## [WHAT IS EXPECTED]
The answer is to be the data below, written out in full and exactly.
··········
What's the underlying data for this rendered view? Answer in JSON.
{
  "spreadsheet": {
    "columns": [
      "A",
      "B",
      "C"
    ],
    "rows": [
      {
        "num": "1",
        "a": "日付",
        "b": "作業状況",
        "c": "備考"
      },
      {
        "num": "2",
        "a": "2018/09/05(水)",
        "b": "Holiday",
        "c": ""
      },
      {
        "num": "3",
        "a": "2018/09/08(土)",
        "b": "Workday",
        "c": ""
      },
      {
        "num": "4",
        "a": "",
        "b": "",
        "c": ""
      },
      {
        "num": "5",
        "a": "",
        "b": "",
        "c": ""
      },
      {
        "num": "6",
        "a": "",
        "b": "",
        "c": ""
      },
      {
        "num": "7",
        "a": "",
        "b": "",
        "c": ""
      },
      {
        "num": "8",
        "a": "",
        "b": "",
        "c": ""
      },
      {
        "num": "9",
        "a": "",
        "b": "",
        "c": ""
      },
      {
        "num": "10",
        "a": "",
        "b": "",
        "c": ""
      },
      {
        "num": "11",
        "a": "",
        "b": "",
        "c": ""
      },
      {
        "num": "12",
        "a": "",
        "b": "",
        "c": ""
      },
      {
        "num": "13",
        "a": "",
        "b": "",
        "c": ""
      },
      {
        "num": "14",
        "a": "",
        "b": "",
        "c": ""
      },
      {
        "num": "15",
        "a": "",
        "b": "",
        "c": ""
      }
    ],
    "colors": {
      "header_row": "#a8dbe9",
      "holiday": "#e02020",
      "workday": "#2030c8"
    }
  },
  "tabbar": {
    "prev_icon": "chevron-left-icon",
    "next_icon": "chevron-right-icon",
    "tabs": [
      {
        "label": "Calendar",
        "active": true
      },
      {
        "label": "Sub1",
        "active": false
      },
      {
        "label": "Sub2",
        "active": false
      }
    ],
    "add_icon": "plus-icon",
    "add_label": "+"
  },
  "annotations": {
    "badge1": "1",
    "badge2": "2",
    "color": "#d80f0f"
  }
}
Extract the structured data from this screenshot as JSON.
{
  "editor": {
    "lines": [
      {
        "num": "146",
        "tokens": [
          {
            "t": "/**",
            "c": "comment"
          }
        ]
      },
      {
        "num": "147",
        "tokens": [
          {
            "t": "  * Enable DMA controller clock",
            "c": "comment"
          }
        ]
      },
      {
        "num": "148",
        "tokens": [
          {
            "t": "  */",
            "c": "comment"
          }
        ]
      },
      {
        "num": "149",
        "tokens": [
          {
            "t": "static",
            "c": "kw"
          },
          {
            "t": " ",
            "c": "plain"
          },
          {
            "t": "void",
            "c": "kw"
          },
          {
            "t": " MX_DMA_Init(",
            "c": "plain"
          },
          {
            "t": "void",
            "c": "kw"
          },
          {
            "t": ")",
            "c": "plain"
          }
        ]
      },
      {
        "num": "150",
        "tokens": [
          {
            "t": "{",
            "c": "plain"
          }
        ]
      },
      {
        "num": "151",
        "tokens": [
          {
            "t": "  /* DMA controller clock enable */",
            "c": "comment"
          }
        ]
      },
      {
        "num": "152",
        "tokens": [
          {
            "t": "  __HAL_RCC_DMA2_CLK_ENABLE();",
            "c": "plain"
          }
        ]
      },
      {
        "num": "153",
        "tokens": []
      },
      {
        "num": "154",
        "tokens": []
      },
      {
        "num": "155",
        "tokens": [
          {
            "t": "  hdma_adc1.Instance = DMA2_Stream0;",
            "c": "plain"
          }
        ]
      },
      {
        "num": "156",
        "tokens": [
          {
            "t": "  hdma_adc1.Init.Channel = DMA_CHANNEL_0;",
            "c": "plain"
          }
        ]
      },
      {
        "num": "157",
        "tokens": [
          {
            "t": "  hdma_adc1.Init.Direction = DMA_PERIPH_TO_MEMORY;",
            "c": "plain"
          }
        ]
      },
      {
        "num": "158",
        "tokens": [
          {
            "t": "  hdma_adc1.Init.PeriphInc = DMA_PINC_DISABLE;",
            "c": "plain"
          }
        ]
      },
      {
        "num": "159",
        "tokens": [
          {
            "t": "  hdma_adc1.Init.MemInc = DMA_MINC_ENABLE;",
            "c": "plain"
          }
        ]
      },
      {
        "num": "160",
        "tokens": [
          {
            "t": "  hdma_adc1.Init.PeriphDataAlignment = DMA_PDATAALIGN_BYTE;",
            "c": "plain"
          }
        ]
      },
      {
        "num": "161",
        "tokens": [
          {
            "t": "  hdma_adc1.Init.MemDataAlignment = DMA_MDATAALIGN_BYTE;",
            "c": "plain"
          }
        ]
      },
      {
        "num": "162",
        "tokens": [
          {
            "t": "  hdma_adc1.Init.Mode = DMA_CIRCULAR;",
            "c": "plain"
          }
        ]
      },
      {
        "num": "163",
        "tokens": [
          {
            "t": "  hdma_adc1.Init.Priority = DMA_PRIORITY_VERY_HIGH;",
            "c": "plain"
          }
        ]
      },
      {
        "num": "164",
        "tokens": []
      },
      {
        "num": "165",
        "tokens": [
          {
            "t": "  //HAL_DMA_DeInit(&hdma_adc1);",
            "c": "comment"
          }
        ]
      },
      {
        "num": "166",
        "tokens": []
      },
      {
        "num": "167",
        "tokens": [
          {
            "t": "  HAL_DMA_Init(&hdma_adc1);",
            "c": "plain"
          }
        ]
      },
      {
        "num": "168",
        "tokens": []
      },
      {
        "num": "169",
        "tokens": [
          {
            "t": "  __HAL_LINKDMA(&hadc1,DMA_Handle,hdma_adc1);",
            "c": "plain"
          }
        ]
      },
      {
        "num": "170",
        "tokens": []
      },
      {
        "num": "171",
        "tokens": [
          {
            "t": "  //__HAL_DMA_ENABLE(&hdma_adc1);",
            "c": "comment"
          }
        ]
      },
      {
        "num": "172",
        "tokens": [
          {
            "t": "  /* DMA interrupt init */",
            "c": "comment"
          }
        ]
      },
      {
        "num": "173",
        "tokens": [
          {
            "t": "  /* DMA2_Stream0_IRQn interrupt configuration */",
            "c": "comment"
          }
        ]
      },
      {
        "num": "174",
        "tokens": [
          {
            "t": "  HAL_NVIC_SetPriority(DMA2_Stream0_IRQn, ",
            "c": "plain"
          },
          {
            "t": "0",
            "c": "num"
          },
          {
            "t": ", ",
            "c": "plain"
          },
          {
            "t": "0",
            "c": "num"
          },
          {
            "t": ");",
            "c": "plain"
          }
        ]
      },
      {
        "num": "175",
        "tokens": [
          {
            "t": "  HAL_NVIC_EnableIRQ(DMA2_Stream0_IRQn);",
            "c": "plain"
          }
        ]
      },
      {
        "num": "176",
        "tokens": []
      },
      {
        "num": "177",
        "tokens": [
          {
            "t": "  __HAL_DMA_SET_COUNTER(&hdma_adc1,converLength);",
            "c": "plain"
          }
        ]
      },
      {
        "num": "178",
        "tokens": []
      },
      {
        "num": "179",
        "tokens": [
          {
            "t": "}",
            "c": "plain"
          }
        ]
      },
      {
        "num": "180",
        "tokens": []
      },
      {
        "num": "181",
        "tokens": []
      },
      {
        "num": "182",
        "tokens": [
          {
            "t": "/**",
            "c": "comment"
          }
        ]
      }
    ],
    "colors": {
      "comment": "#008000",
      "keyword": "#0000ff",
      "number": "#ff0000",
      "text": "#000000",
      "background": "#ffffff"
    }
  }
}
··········
## [PROBLEM SOLUTION]
What's the underlying data for this rendered view? Answer in JSON.
{
  "spreadsheet": {
    "columns": [
      "A",
      "B",
      "C"
    ],
    "rows": [
      {
        "num": "1",
        "a": "日付",
        "b": "作業状況",
        "c": "備考"
      },
      {
        "num": "2",
        "a": "2018/09/05(水)",
        "b": "Holiday",
        "c": ""
      },
      {
        "num": "3",
        "a": "2018/09/08(土)",
        "b": "Workday",
        "c": ""
      },
      {
        "num": "4",
        "a": "",
        "b": "",
        "c": ""
      },
      {
        "num": "5",
        "a": "",
        "b": "",
        "c": ""
      },
      {
        "num": "6",
        "a": "",
        "b": "",
        "c": ""
      },
      {
        "num": "7",
        "a": "",
        "b": "",
        "c": ""
      },
      {
        "num": "8",
        "a": "",
        "b": "",
        "c": ""
      },
      {
        "num": "9",
        "a": "",
        "b": "",
        "c": ""
      },
      {
        "num": "10",
        "a": "",
        "b": "",
        "c": ""
      },
      {
        "num": "11",
        "a": "",
        "b": "",
        "c": ""
      },
      {
        "num": "12",
        "a": "",
        "b": "",
        "c": ""
      },
      {
        "num": "13",
        "a": "",
        "b": "",
        "c": ""
      },
      {
        "num": "14",
        "a": "",
        "b": "",
        "c": ""
      },
      {
        "num": "15",
        "a": "",
        "b": "",
        "c": ""
      }
    ],
    "colors": {
      "header_row": "#a8dbe9",
      "holiday": "#e02020",
      "workday": "#2030c8"
    }
  },
  "tabbar": {
    "prev_icon": "chevron-left-icon",
    "next_icon": "chevron-right-icon",
    "tabs": [
      {
        "label": "Calendar",
        "active": true
      },
      {
        "label": "Sub1",
        "active": false
      },
      {
        "label": "Sub2",
        "active": false
      }
    ],
    "add_icon": "plus-icon",
    "add_label": "+"
  },
  "annotations": {
    "badge1": "1",
    "badge2": "2",
    "color": "#d80f0f"
  }
}
Extract the structured data from this screenshot as JSON.
{
  "editor": {
    "lines": [
      {
        "num": "146",
        "tokens": [
          {
            "t": "/**",
            "c": "comment"
          }
        ]
      },
      {
        "num": "147",
        "tokens": [
          {
            "t": "  * Enable DMA controller clock",
            "c": "comment"
          }
        ]
      },
      {
        "num": "148",
        "tokens": [
          {
            "t": "  */",
            "c": "comment"
          }
        ]
      },
      {
        "num": "149",
        "tokens": [
          {
            "t": "static",
            "c": "kw"
          },
          {
            "t": " ",
            "c": "plain"
          },
          {
            "t": "void",
            "c": "kw"
          },
          {
            "t": " MX_DMA_Init(",
            "c": "plain"
          },
          {
            "t": "void",
            "c": "kw"
          },
          {
            "t": ")",
            "c": "plain"
          }
        ]
      },
      {
        "num": "150",
        "tokens": [
          {
            "t": "{",
            "c": "plain"
          }
        ]
      },
      {
        "num": "151",
        "tokens": [
          {
            "t": "  /* DMA controller clock enable */",
            "c": "comment"
          }
        ]
      },
      {
        "num": "152",
        "tokens": [
          {
            "t": "  __HAL_RCC_DMA2_CLK_ENABLE();",
            "c": "plain"
          }
        ]
      },
      {
        "num": "153",
        "tokens": []
      },
      {
        "num": "154",
        "tokens": []
      },
      {
        "num": "155",
        "tokens": [
          {
            "t": "  hdma_adc1.Instance = DMA2_Stream0;",
            "c": "plain"
          }
        ]
      },
      {
        "num": "156",
        "tokens": [
          {
            "t": "  hdma_adc1.Init.Channel = DMA_CHANNEL_0;",
            "c": "plain"
          }
        ]
      },
      {
        "num": "157",
        "tokens": [
          {
            "t": "  hdma_adc1.Init.Direction = DMA_PERIPH_TO_MEMORY;",
            "c": "plain"
          }
        ]
      },
      {
        "num": "158",
        "tokens": [
          {
            "t": "  hdma_adc1.Init.PeriphInc = DMA_PINC_DISABLE;",
            "c": "plain"
          }
        ]
      },
      {
        "num": "159",
        "tokens": [
          {
            "t": "  hdma_adc1.Init.MemInc = DMA_MINC_ENABLE;",
            "c": "plain"
          }
        ]
      },
      {
        "num": "160",
        "tokens": [
          {
            "t": "  hdma_adc1.Init.PeriphDataAlignment = DMA_PDATAALIGN_BYTE;",
            "c": "plain"
          }
        ]
      },
      {
        "num": "161",
        "tokens": [
          {
            "t": "  hdma_adc1.Init.MemDataAlignment = DMA_MDATAALIGN_BYTE;",
            "c": "plain"
          }
        ]
      },
      {
        "num": "162",
        "tokens": [
          {
            "t": "  hdma_adc1.Init.Mode = DMA_CIRCULAR;",
            "c": "plain"
          }
        ]
      },
      {
        "num": "163",
        "tokens": [
          {
            "t": "  hdma_adc1.Init.Priority = DMA_PRIORITY_VERY_HIGH;",
            "c": "plain"
          }
        ]
      },
      {
        "num": "164",
        "tokens": []
      },
      {
        "num": "165",
        "tokens": [
          {
            "t": "  //HAL_DMA_DeInit(&hdma_adc1);",
            "c": "comment"
          }
        ]
      },
      {
        "num": "166",
        "tokens": []
      },
      {
        "num": "167",
        "tokens": [
          {
            "t": "  HAL_DMA_Init(&hdma_adc1);",
            "c": "plain"
          }
        ]
      },
      {
        "num": "168",
        "tokens": []
      },
      {
        "num": "169",
        "tokens": [
          {
            "t": "  __HAL_LINKDMA(&hadc1,DMA_Handle,hdma_adc1);",
            "c": "plain"
          }
        ]
      },
      {
        "num": "170",
        "tokens": []
      },
      {
        "num": "171",
        "tokens": [
          {
            "t": "  //__HAL_DMA_ENABLE(&hdma_adc1);",
            "c": "comment"
          }
        ]
      },
      {
        "num": "172",
        "tokens": [
          {
            "t": "  /* DMA interrupt init */",
            "c": "comment"
          }
        ]
      },
      {
        "num": "173",
        "tokens": [
          {
            "t": "  /* DMA2_Stream0_IRQn interrupt configuration */",
            "c": "comment"
          }
        ]
      },
      {
        "num": "174",
        "tokens": [
          {
            "t": "  HAL_NVIC_SetPriority(DMA2_Stream0_IRQn, ",
            "c": "plain"
          },
          {
            "t": "0",
            "c": "num"
          },
          {
            "t": ", ",
            "c": "plain"
          },
          {
            "t": "0",
            "c": "num"
          },
          {
            "t": ");",
            "c": "plain"
          }
        ]
      },
      {
        "num": "175",
        "tokens": [
          {
            "t": "  HAL_NVIC_EnableIRQ(DMA2_Stream0_IRQn);",
            "c": "plain"
          }
        ]
      },
      {
        "num": "176",
        "tokens": []
      },
      {
        "num": "177",
        "tokens": [
          {
            "t": "  __HAL_DMA_SET_COUNTER(&hdma_adc1,converLength);",
            "c": "plain"
          }
        ]
      },
      {
        "num": "178",
        "tokens": []
      },
      {
        "num": "179",
        "tokens": [
          {
            "t": "}",
            "c": "plain"
          }
        ]
      },
      {
        "num": "180",
        "tokens": []
      },
      {
        "num": "181",
        "tokens": []
      },
      {
        "num": "182",
        "tokens": [
          {
            "t": "/**",
            "c": "comment"
          }
        ]
      }
    ],
    "colors": {
      "comment": "#008000",
      "keyword": "#0000ff",
      "number": "#ff0000",
      "text": "#000000",
      "background": "#ffffff"
    }
  }
}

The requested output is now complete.